New Jersey Governor Chris Christie has made a renewed appeal for prescription drug drop-off sites to be established across the state. These sites will be dumping stations where the public can safely dispose of unused prescription medications.
Leftover Medications may be used in Pharm Parties
This measure was put in place to combat the practice of teens and others holding “pharm parties” years ago. Attendees at these events bring leftover medications, which are mixed into a plastic bag. They take turns accessing a combination of pills from the bag. No one knows exactly what they are taking, or the effect the pills may have in combination with each other.
When prescriptions are not finished and left in a bathroom cabinet or a cupboard, they are within arm’s length of someone who may be tempted to pick them up and take them to a pharm party. A teen or other family member may also take the unused prescription drug themselves or sell them to others. The prescription drug problem, especially opioids, has grown well beyond these parties, as record numbers of overdoses continue to overshadow the country.
Drug Take-Back Events Collected Tons of Prescription Drugs in 2016
When unused prescription pain medications are taken by someone other than the original patient, it can start the chain of events leading to addiction. Once a person becomes addicted to opioids, they may turn to heroin if they are unable to find a reliable supply of pills feed their addiction.
In October 2016, a total of 366 tons of prescription drugs were collected from more than 5,200 sites across the US. The sites were operated by the Drug Enforcement Administration (DEA) and local police forces. In the 12 previous take-back events, another 3,500 tons of prescription drugs were collected. This practice is said to have started in New Jersey.
Christie Says Stigma Toward Drug Addiction Needs to Change
In a recent speech, Governor Christie pointed out that drug overdoses have claimed the lives of more overdoses in 2016 in the US than AIDS during the peak of its epidemic in 1995. He went on to say that at that point, national institutes of health, pharmaceutical companies and the government were “not cures – treatments to extend the lives of people who suffered from HIV and AIDS….I don’t get, feel the same sense of urgency in this country about this problem.”

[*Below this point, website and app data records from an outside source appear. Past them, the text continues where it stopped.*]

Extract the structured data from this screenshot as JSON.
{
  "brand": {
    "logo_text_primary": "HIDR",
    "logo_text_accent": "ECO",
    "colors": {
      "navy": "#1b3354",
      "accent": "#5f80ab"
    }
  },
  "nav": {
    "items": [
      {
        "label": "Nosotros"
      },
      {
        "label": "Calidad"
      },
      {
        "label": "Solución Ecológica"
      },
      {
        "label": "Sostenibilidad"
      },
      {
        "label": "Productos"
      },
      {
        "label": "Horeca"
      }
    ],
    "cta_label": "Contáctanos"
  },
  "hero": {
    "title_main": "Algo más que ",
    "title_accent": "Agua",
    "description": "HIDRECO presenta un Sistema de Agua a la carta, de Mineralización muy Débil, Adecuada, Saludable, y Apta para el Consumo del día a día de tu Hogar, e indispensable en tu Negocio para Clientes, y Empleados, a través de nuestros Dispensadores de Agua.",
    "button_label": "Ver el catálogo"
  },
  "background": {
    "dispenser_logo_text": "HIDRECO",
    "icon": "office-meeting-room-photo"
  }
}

Governor Christie pointed out that at the beginning of the AIDS epidemic, the public considered AIDS as something that people “did to themselves.” He said that the same idea exists around drug abuse and that it needs to be rejected in favor of an approach that supports finding treatment for people who need help with addiction.